As part of their logistical management, logistics companies must ensure that the right product is available at the correct place and time. This requires the use of a warehouse management system and other software that can track and manage the location, condition, and status of products. It also includes route management systems that optimize shipment routes to reduce costs and delays.
Another critical element of logistical management is data collection and analysis. This information is used to enhance supply chain management with new insights. It is also useful for predicting future needs and trends in the industry. This data helps to make more accurate decisions and improve the quality of logistical services.
While there are a variety of logistics companies, some specialize in managing a particular aspect of the process. Others, known as fourth-party logistics (4PL) providers, manage the entire process from start to finish. They work with 3PLs, truckers, forwarders, custom house agents, and other suppliers to design and run a comprehensive logistics solution for their customers.
Inventory management, or stock control, involves managing a company’s supply levels to meet customer demand and maximize financial performance. This includes ensuring the right amount of stock is available and optimizing the balance between purchasing, storage and shipping costs.
Four types of inventory are typically recognized: raw international freight forwarding company materials/components, work in process, finished goods and MRO (maintenance, repair and operation supplies). Manufacturers buy and store raw materials to transform into finished products for sale to consumers. Nonmanufacturing companies may also stock and sell raw materials to wholesalers or retailers, depending on their business model.
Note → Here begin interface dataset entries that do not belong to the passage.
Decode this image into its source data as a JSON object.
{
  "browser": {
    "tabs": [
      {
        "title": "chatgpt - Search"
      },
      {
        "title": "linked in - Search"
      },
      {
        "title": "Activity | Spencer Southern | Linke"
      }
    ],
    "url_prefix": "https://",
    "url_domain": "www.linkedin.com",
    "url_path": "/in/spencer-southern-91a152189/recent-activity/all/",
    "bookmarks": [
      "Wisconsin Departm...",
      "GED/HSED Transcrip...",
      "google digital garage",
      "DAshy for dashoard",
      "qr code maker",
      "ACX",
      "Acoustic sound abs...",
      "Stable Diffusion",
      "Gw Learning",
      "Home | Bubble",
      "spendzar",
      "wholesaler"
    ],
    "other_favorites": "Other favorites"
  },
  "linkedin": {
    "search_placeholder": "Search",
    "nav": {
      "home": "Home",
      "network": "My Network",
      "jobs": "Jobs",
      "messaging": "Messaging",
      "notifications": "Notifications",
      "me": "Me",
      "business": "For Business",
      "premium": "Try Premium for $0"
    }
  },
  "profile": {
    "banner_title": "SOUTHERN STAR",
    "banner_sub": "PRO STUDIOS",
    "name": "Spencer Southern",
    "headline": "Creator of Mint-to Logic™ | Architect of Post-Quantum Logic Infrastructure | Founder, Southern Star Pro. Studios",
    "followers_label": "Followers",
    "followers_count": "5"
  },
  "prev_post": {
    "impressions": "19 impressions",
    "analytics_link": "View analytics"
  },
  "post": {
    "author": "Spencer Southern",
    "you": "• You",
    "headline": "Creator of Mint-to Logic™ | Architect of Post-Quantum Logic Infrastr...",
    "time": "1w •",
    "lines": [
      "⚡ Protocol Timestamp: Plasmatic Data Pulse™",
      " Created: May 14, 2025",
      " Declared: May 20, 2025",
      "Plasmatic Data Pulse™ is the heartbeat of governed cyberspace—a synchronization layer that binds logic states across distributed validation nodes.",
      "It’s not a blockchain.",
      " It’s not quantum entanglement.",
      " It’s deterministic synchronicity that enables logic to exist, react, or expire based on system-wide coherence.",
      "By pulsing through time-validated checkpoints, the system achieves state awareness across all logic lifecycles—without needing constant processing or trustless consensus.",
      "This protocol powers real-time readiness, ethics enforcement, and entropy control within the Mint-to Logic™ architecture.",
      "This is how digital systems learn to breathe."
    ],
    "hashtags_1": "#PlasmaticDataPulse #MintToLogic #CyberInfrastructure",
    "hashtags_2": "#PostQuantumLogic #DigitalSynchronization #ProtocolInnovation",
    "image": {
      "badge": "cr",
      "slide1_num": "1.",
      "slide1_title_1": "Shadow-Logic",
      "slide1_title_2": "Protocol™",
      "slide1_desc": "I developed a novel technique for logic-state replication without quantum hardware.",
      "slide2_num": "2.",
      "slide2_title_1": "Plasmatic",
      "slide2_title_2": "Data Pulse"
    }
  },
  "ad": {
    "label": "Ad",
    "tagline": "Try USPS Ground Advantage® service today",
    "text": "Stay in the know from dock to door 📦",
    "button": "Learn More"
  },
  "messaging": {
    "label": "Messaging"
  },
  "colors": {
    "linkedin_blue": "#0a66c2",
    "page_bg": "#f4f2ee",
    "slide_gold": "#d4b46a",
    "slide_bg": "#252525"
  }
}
The best way to manage inventory is through an effective demand planning system that considers the specifics of a product and its distribution, including order fulfillment and warehousing operations. Ideally, this plan should use the concept of safety stock to account for fluctuations in orders and sales forecasts.
Other important factors in effective inventory management are setting par levels and ensuring that all warehouse employees are trained on the proper handling of products. Lastly, bundling goods is an efficient way to move slow-moving or aging inventory, and can be used to provide a better customer experience. For example, a retailer may include a free gift with each purchase to keep inventory moving and improve customer satisfaction. Ultimately, a good inventory system helps minimize the cost of inventory through the effective use of warehouse space and other resources.